This is one of the first e-books I read on my iPad. The Avery Shaw Experiment by Kelly Oram is a diary-style book that switches focus every chapter between the two main characters: Avery Shaw and Grayson Kennedy.
It’s quite a typical topic for a Young Adult novel: the popular, handsome jock falls in love with the socially awkward nerdy girl. But, I think Kelly Oram plays with this theme to such an extent that she practically creates her own genre.
There is a little bit of everything in The Avery Shaw Experiment. We see how badly parents can warp their children, Avery deals with her heartbreak, there’s the whole “girl you never noticed” thing going on (from both sides: Aiden never realised what he had until he lost it, and Grayson never saw her as anything else than a little sister but realises on time that she is so much more), we see Aiden dealing with his best-friendship when he gets a girlfriend, Avery going through the grieving process, … There are so much different levels to this book, yet the storyline is kept very clear.
Basically, Avery and Aiden have been best friends all their lives (forced together by their moms since before birth). Avery has been in love with Aiden for years, but has been afraid to tell him. She thinks “he just hasn’t ever considered the possibility of a relationship between [them]. Maybe he hasn’t hit that level of maturity yet. It’s not like he’s ever gone out with anyone else. He never talks about any other girls.” So when he then tells her he needs space, is quitting the science club (which they co-chair) and their science fair project and that he has a girlfriend; you can see why she’s so crushed.
At that point, she turns a little melodramatic in my opinion (even if she is diagnosed with social anxiety disorder) and decides to do her project on the stages of grief (comparing heartbreak to loss). She enlists the help of super hunky jock Grayson (who also happens to be Aiden’s brother) to help her out as an “impartial observer”. Grayson agrees because when Avery was devastated after the break-up and came to him for comfort, he realised she wasn’t a little girl (or like a little sister to him) anymore and fell in love with her, saying: “when a girl lets you be the one to hold her as her entire world falls apart, even though you’re ass naked, it changes the way you see her” (ass-naked because he was taking a shower when she hid from her mother in the bathroom). I think it’s supercute how he uses the experiment and science in general as an excuse to kiss her and start dating her. But behind all of that, he is really concerned about her and wants to help her out. He gets her out of her shell, is really considerate of her and her feelings and because of that she changes a lot. Aiden even admits later on that she hasn’t had many anxiety attacks and that she seemed truly happy. Grayson achieves what he set out to do: “When I’m through with her, Avery Shaw will be a fully functional, beautiful, self-confident, emotionally stable young woman who is ready to experience actual real love”.
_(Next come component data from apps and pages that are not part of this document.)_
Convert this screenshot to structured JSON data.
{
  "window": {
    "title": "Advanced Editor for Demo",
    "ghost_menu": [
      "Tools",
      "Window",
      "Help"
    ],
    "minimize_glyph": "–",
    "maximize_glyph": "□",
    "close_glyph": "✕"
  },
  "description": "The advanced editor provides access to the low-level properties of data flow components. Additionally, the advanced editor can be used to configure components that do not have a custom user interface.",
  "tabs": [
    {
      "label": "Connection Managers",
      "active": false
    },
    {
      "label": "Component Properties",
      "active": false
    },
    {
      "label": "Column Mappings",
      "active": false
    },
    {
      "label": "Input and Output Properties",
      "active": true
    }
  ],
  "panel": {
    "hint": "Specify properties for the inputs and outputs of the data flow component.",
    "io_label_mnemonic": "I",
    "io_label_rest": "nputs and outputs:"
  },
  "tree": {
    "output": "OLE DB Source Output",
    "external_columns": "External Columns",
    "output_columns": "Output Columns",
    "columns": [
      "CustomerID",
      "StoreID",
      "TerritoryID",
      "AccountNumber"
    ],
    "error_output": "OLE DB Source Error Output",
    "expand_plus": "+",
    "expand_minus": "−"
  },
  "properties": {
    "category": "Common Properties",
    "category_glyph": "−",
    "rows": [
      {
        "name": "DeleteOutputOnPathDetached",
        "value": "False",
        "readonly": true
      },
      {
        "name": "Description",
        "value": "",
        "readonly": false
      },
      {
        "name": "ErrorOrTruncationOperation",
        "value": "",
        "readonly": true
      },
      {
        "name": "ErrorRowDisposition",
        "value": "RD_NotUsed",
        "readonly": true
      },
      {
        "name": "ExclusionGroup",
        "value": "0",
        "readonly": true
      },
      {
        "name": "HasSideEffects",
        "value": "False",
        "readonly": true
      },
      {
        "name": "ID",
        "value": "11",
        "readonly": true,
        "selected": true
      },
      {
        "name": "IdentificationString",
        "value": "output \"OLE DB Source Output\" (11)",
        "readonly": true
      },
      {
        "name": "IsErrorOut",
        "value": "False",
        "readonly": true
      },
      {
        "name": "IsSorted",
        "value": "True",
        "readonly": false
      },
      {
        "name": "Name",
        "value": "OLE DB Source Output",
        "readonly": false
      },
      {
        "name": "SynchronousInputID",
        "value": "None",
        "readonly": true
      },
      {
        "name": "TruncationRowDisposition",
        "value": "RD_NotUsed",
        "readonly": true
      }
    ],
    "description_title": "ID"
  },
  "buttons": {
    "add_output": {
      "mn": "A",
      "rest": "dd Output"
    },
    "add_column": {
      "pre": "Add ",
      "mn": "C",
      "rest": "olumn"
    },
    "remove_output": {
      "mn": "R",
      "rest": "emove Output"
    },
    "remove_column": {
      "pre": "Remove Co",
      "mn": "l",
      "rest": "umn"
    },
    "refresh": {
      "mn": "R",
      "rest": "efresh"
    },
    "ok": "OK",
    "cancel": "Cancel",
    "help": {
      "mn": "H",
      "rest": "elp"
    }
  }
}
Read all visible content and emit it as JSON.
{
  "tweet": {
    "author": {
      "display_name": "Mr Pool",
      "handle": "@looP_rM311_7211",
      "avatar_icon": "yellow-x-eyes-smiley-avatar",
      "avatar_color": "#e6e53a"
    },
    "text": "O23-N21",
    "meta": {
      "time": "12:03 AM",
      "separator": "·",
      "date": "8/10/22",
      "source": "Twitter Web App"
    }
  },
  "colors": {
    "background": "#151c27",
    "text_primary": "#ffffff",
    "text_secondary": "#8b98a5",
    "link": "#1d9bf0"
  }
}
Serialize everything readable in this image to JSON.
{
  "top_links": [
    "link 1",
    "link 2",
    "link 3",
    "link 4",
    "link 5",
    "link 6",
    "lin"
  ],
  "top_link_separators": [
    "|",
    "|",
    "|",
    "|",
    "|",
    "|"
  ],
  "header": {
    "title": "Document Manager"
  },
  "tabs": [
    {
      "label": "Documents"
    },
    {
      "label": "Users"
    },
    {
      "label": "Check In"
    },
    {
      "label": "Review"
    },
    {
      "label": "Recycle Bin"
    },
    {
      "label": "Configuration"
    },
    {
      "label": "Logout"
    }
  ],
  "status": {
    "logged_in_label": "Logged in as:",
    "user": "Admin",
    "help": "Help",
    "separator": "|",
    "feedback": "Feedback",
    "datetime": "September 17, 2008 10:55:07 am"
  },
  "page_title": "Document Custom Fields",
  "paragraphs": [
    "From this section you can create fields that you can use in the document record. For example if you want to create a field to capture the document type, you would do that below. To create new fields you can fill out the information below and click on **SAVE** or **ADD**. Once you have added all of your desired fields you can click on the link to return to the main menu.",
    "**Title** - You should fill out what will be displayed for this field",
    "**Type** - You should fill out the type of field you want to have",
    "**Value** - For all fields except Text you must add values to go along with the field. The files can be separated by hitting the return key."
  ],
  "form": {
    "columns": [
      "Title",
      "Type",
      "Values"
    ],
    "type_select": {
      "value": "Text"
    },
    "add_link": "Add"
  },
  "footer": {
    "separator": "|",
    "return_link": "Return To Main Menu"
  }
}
Slowly, Avery fights her way through the 7 stages of grief (which I think is a really original way of showing how to deal with heartbreak) and meanwhile she and Grayson fall in love. At the end (after talking things out with Aiden) she realises she was never in love with him in the first place. This sentiment was expressed best by Grayson (in the second prologue): “To Avery, Aiden is familiar and safe. She translates those feelings of security into being in love with him because it’s easier than seeing them for what they really are – a crutch she uses to cope with her shyness and social issues.”
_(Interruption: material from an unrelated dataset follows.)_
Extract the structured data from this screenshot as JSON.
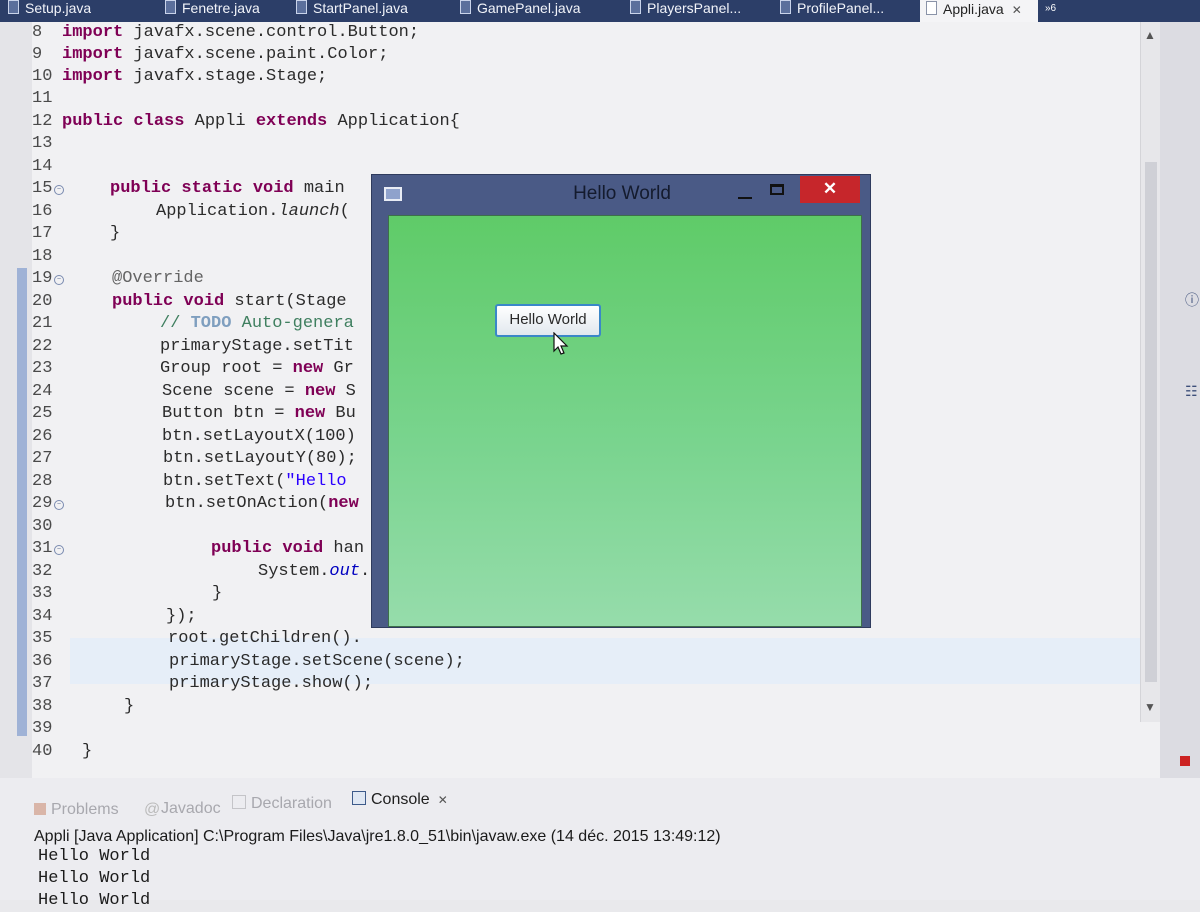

I know, I know, a very long summary of the story, but there’s a lot of elements that need to be mentioned. It’s such a complicated yet simple story. Now what did I think? I have two words: cute and orignal. This book could have turned out as your typical high school YA novel, but weaving science through the story really made it stand out. The entire experiment is scientific, and Grayson is constantly using it as an excuse to get close to her. Avery is quite nerdy and scientific, so she responds best to analytical and scientific reasoning, which is used on her by Aiden and Grayson throughout the story. The fact that every chapter switches between Grayson and Avery’s view also changes up things and allows us to look at the story from both sides and completing the picture. I also call this book cute because the way Grayson handles Avery is just too cute. Like I’ve already mentioned, he knows her very well and uses that information to help her get over his brother and prepare her for a real relationship (preferably with him). He is very considerate with her social anxiety and finds ways to deal with it (usually by distracting her with their sexual tension).
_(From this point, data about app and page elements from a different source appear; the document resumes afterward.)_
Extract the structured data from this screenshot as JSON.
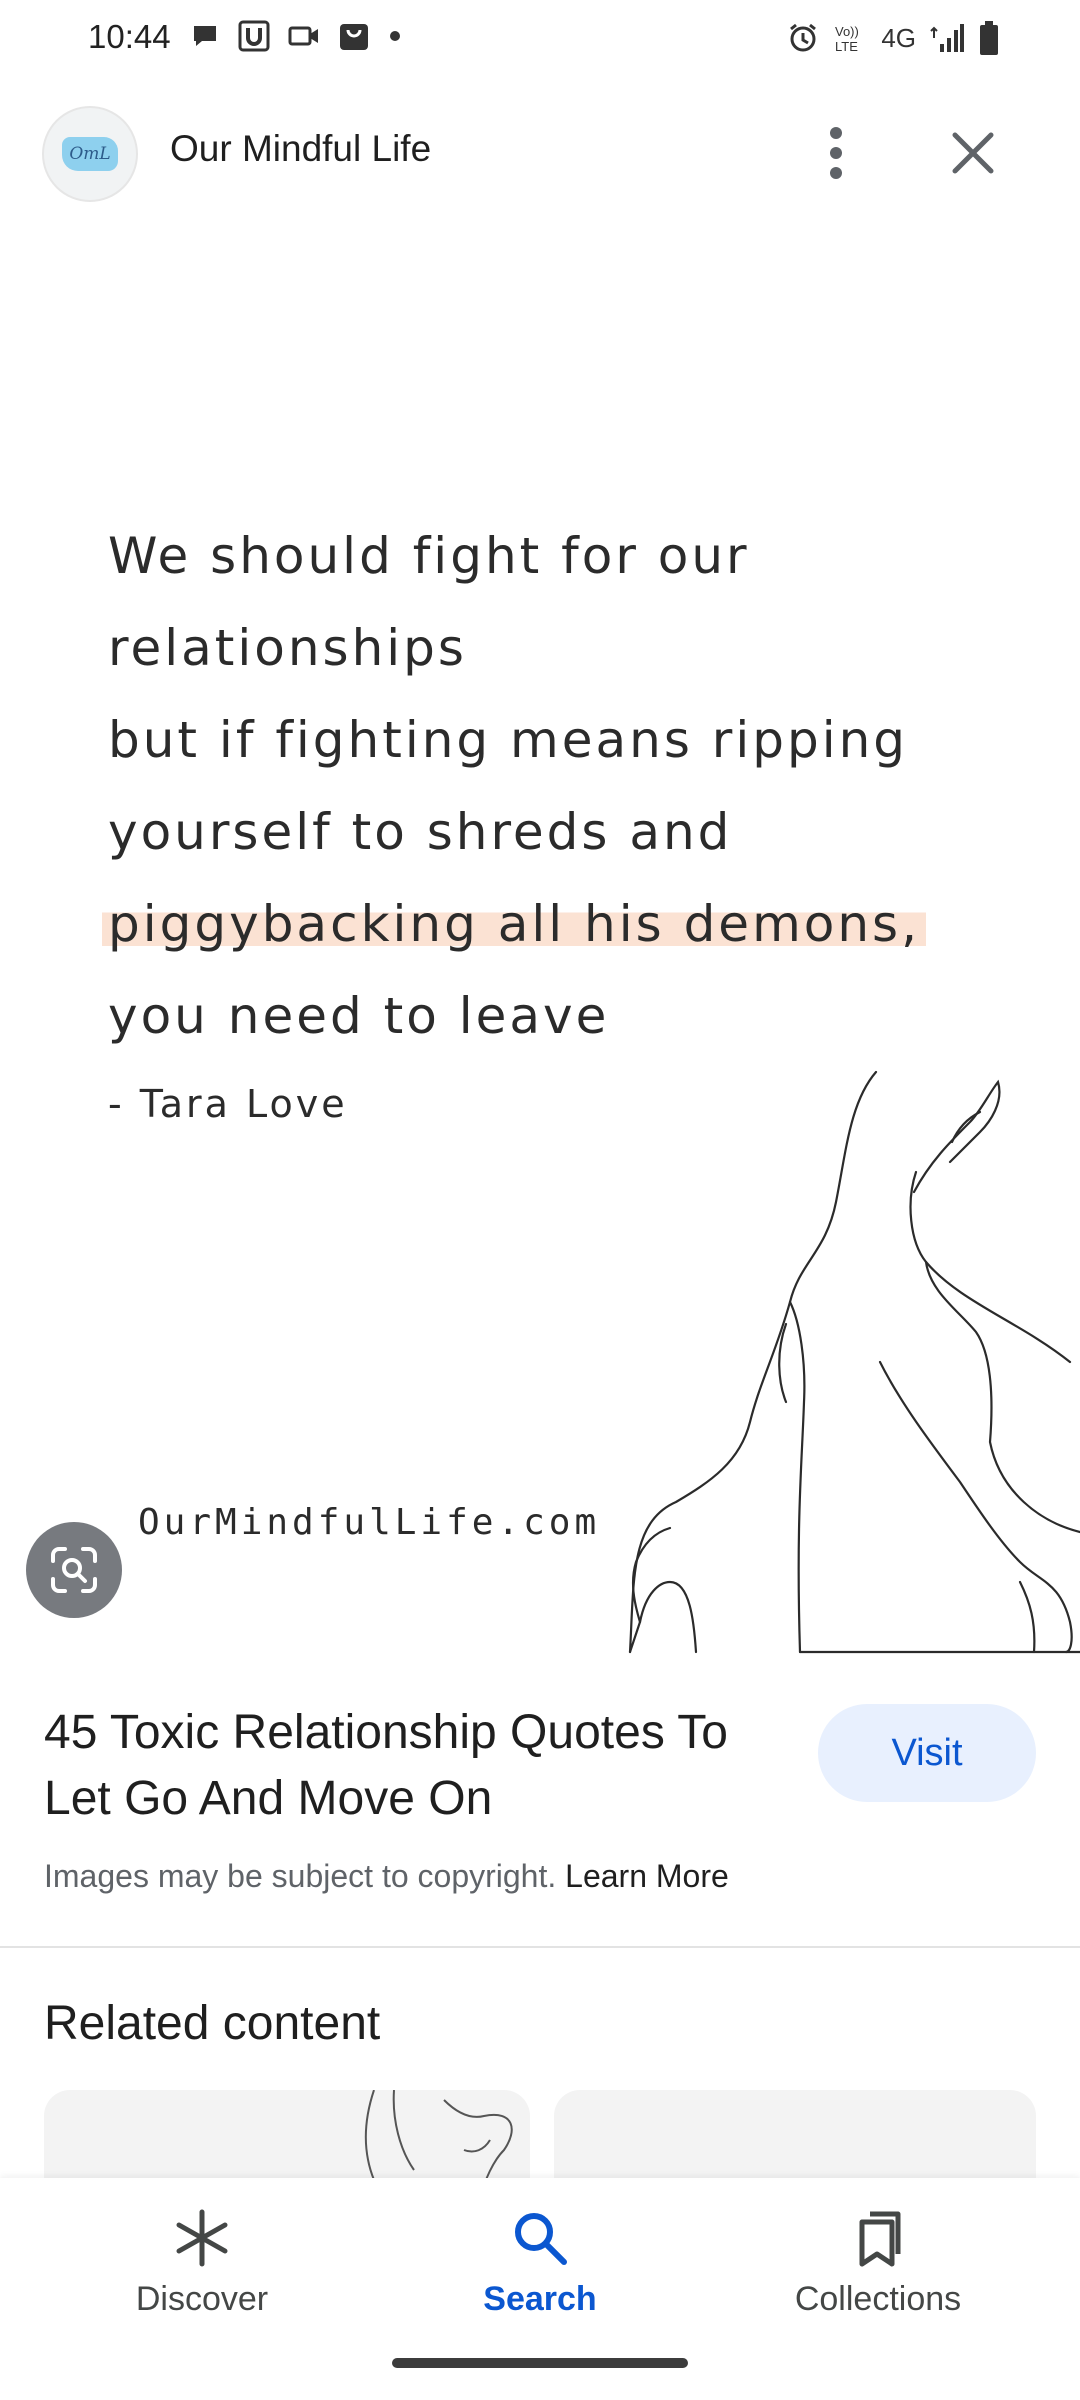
{
  "status_bar": {
    "time": "10:44",
    "network": "4G",
    "notification_icons": [
      "chat-bubble-icon",
      "u-app-icon",
      "video-icon",
      "shopping-bag-icon",
      "dot-icon"
    ],
    "system_icons": [
      "alarm-icon",
      "volte-icon",
      "signal-icon",
      "battery-icon"
    ]
  },
  "header": {
    "avatar_text": "OmL",
    "site_name": "Our Mindful Life"
  },
  "image": {
    "quote_lines": [
      "We should fight for our",
      "relationships",
      "but if fighting means ripping",
      "yourself to shreds and",
      "piggybacking all his demons,",
      "you need to leave"
    ],
    "author": "- Tara Love",
    "watermark": "OurMindfulLife.com"
  },
  "result": {
    "title": "45 Toxic Relationship Quotes To Let Go And Move On",
    "visit_label": "Visit",
    "copyright_text": "Images may be subject to copyright.",
    "learn_more": "Learn More"
  },
  "related": {
    "heading": "Related content"
  },
  "bottom_nav": {
    "items": [
      {
        "label": "Discover",
        "icon": "asterisk-icon",
        "active": false
      },
      {
        "label": "Search",
        "icon": "search-icon",
        "active": true
      },
      {
        "label": "Collections",
        "icon": "bookmarks-icon",
        "active": false
      }
    ]
  },
  "colors": {
    "accent": "#0b57d0",
    "visit_bg": "#e8f0fe",
    "highlight": "#fbe2d3"
  }
}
So in conclusion, would I recommend this book? If you are looking for a fun, cute read with a happy ending that is surprisingly funny despite the sometimes emotionally heavy scenes, ABSOLUTELY! What I haven’t mentioned yet: this book will not make you cry, because the heartbreak is clear from the get-go and Grayson’s chapters masterfully alleviate the tension. Grayson is also very funny and even Avery can surprise you – which translates into a lot of funny, and even hilarious scenes. A story that could have been heavy, depressing and oh-so-clichéd is turned into a light, cute, funny, original book.
Have you guys read it yet? What did you think? Let me know 🙂